“Vermont is poised to make history by becoming the first state to legalize marijuana cultivation and possession legislatively, rather than by ballot initiative,” Matt Simon, New England policy director for the group, said. “We applaud lawmakers for heeding the calls of their constituents and taking this important step toward treating marijuana more like alcohol.”

Vermont will become the ninth state to make recreational marijuana legal for adults upon the bill’s signing, and the first state to legalize marijuana via its state legislature.

The vote came hours after Sessions rescinded an Obama-era policy that ordered U.S. attorneys in states where marijuana has been legalized to deprioritize prosecution of marijuana-related cases.

Sessions was slammed by lawmakers on both sides of the aisle following the announcement.

Sen. Cory GardnerCory Scott GardnerDemocrats brace for nail-biting finish to Senate battle Trump expressed doubt to donors GOP can hold Senate: report The Hill's Campaign Report: 2020 spending wars | Biden looks to clean up oil comments | Debate ratings are in MORE (R-Colo.) took to the Senate floor to assert that Sessions had told him before his confirmation as attorney general that he didn’t plan to try to reverse his state’s policies legalizing marijuana.

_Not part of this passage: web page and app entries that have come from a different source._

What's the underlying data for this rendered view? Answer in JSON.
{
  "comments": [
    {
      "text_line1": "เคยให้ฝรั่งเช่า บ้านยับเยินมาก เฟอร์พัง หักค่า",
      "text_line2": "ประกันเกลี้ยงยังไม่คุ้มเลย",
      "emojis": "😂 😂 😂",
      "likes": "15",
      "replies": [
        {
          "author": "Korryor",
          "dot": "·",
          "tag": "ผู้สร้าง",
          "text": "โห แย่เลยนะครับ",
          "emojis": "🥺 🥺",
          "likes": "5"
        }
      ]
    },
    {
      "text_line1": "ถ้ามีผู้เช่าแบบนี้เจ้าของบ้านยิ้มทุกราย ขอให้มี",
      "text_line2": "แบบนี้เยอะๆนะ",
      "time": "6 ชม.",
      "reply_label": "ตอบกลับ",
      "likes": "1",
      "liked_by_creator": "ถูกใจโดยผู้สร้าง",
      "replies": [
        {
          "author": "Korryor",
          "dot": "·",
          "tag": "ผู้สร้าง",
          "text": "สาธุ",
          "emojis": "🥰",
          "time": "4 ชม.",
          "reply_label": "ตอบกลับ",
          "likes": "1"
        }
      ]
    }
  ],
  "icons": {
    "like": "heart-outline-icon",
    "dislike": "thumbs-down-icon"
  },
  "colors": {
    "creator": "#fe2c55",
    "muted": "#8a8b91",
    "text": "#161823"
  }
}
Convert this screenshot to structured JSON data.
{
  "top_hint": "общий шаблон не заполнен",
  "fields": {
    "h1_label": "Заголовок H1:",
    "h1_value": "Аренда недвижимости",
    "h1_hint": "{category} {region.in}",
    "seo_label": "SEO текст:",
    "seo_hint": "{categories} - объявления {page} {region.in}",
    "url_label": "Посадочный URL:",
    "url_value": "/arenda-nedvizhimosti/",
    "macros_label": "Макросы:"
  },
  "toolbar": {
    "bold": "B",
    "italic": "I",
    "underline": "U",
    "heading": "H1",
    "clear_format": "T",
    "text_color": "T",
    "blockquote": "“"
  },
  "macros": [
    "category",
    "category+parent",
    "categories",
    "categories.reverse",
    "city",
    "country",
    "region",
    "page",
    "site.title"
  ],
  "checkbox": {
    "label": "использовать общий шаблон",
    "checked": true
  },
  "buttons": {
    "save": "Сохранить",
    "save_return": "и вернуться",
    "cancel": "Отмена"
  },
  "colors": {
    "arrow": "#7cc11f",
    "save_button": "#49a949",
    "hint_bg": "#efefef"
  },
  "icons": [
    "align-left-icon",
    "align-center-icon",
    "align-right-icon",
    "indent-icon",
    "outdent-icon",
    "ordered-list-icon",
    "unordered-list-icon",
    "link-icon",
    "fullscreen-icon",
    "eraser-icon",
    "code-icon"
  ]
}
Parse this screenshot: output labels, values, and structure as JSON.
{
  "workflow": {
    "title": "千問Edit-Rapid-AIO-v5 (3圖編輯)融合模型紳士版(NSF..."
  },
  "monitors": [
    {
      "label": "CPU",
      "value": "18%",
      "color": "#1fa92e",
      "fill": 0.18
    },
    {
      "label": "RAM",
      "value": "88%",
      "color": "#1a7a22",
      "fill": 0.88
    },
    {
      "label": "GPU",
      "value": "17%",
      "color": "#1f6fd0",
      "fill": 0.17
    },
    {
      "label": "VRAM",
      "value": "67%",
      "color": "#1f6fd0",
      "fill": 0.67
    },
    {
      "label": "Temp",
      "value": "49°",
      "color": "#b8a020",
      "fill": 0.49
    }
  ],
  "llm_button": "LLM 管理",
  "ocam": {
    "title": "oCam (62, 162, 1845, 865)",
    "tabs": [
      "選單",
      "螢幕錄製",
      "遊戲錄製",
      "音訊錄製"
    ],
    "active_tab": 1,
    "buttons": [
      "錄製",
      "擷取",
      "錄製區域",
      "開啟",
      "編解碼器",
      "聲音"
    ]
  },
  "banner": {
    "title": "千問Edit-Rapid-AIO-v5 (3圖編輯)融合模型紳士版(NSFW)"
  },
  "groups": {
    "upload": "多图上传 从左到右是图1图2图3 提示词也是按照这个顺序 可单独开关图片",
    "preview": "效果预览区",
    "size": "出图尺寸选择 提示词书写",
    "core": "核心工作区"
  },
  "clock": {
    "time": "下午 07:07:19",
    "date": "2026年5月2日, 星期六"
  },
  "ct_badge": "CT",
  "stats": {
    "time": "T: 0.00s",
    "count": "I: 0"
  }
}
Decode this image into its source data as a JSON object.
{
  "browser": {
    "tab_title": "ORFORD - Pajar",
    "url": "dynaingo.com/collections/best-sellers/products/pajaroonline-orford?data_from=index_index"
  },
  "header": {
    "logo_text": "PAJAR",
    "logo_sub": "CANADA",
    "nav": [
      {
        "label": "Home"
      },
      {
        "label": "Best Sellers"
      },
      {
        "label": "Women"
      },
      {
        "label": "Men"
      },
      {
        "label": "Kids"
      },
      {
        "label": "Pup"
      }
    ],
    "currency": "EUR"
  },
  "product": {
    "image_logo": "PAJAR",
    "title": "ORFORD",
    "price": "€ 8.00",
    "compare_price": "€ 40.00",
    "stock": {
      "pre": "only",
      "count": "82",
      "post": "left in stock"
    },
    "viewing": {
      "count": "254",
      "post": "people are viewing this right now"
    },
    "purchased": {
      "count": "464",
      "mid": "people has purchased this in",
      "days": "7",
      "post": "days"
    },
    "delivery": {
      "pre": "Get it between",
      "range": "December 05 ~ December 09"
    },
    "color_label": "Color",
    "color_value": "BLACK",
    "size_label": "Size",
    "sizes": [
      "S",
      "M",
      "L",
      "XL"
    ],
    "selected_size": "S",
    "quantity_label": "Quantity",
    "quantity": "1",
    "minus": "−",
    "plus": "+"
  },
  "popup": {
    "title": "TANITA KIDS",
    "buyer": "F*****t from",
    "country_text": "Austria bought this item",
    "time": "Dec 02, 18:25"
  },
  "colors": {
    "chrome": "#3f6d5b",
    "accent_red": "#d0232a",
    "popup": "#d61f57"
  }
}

"I would like to know from the attorney general what has changed,” Gardner said. “What has changed the president's mind? Why is Donald TrumpDonald John TrumpHillary Clinton responds to Chrissy Teigen tweet: 'I love you back' Police called after Florida moms refuse to wear face masks at school board meeting about mask policy Supreme Court rejects Trump effort to shorten North Carolina mail-ballot deadline MORE thinking differently than what he promised the people of Colorado?”

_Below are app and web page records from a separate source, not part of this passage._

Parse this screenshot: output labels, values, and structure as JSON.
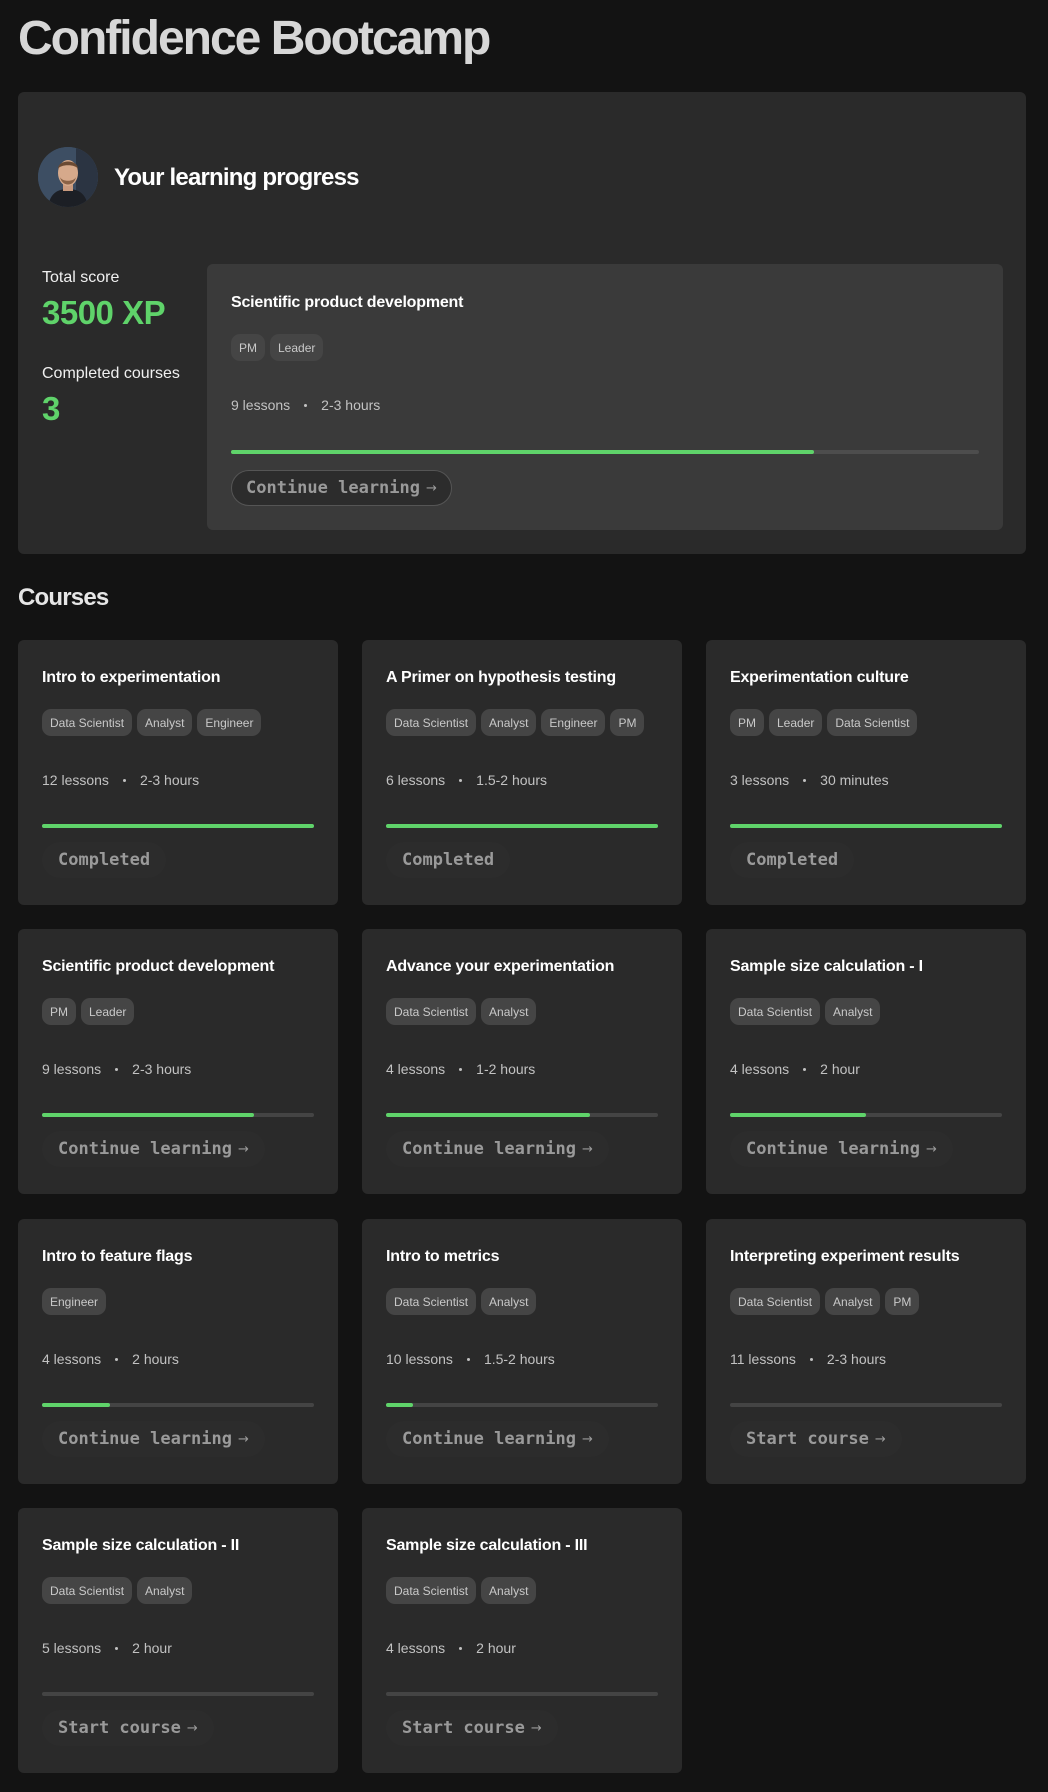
{
  "page": {
    "title": "Confidence Bootcamp"
  },
  "progress": {
    "heading": "Your learning progress",
    "total_score_label": "Total score",
    "total_score_value": "3500 XP",
    "completed_label": "Completed courses",
    "completed_value": "3",
    "current_course": {
      "title": "Scientific product development",
      "tags": [
        "PM",
        "Leader"
      ],
      "lessons": "9 lessons",
      "duration": "2-3 hours",
      "progress_pct": 78,
      "cta": "Continue learning",
      "cta_icon": "arrow-right-icon"
    }
  },
  "courses": {
    "heading": "Courses",
    "items": [
      {
        "title": "Intro to experimentation",
        "tags": [
          "Data Scientist",
          "Analyst",
          "Engineer"
        ],
        "lessons": "12 lessons",
        "duration": "2-3 hours",
        "progress_pct": 100,
        "cta": "Completed",
        "arrow": false
      },
      {
        "title": "A Primer on hypothesis testing",
        "tags": [
          "Data Scientist",
          "Analyst",
          "Engineer",
          "PM"
        ],
        "lessons": "6 lessons",
        "duration": "1.5-2 hours",
        "progress_pct": 100,
        "cta": "Completed",
        "arrow": false
      },
      {
        "title": "Experimentation culture",
        "tags": [
          "PM",
          "Leader",
          "Data Scientist"
        ],
        "lessons": "3 lessons",
        "duration": "30 minutes",
        "progress_pct": 100,
        "cta": "Completed",
        "arrow": false
      },
      {
        "title": "Scientific product development",
        "tags": [
          "PM",
          "Leader"
        ],
        "lessons": "9 lessons",
        "duration": "2-3 hours",
        "progress_pct": 78,
        "cta": "Continue learning",
        "arrow": true
      },
      {
        "title": "Advance your experimentation",
        "tags": [
          "Data Scientist",
          "Analyst"
        ],
        "lessons": "4 lessons",
        "duration": "1-2 hours",
        "progress_pct": 75,
        "cta": "Continue learning",
        "arrow": true
      },
      {
        "title": "Sample size calculation - I",
        "tags": [
          "Data Scientist",
          "Analyst"
        ],
        "lessons": "4 lessons",
        "duration": "2 hour",
        "progress_pct": 50,
        "cta": "Continue learning",
        "arrow": true
      },
      {
        "title": "Intro to feature flags",
        "tags": [
          "Engineer"
        ],
        "lessons": "4 lessons",
        "duration": "2 hours",
        "progress_pct": 25,
        "cta": "Continue learning",
        "arrow": true
      },
      {
        "title": "Intro to metrics",
        "tags": [
          "Data Scientist",
          "Analyst"
        ],
        "lessons": "10 lessons",
        "duration": "1.5-2 hours",
        "progress_pct": 10,
        "cta": "Continue learning",
        "arrow": true
      },
      {
        "title": "Interpreting experiment results",
        "tags": [
          "Data Scientist",
          "Analyst",
          "PM"
        ],
        "lessons": "11 lessons",
        "duration": "2-3 hours",
        "progress_pct": 0,
        "cta": "Start course",
        "arrow": true
      },
      {
        "title": "Sample size calculation - II",
        "tags": [
          "Data Scientist",
          "Analyst"
        ],
        "lessons": "5 lessons",
        "duration": "2 hour",
        "progress_pct": 0,
        "cta": "Start course",
        "arrow": true
      },
      {
        "title": "Sample size calculation - III",
        "tags": [
          "Data Scientist",
          "Analyst"
        ],
        "lessons": "4 lessons",
        "duration": "2 hour",
        "progress_pct": 0,
        "cta": "Start course",
        "arrow": true
      }
    ]
  },
  "colors": {
    "accent": "#5fd36a",
    "background": "#131313",
    "card": "#2a2a2a",
    "tag": "#454545"
  },
  "icons": {
    "avatar": "user-avatar-photo",
    "arrow": "arrow-right-icon"
  }
}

Gardner, who leads the Senate GOP campaign arm, threatened to block all Justice Department nominees until Sessions “lives up to the commitment that he made to me.”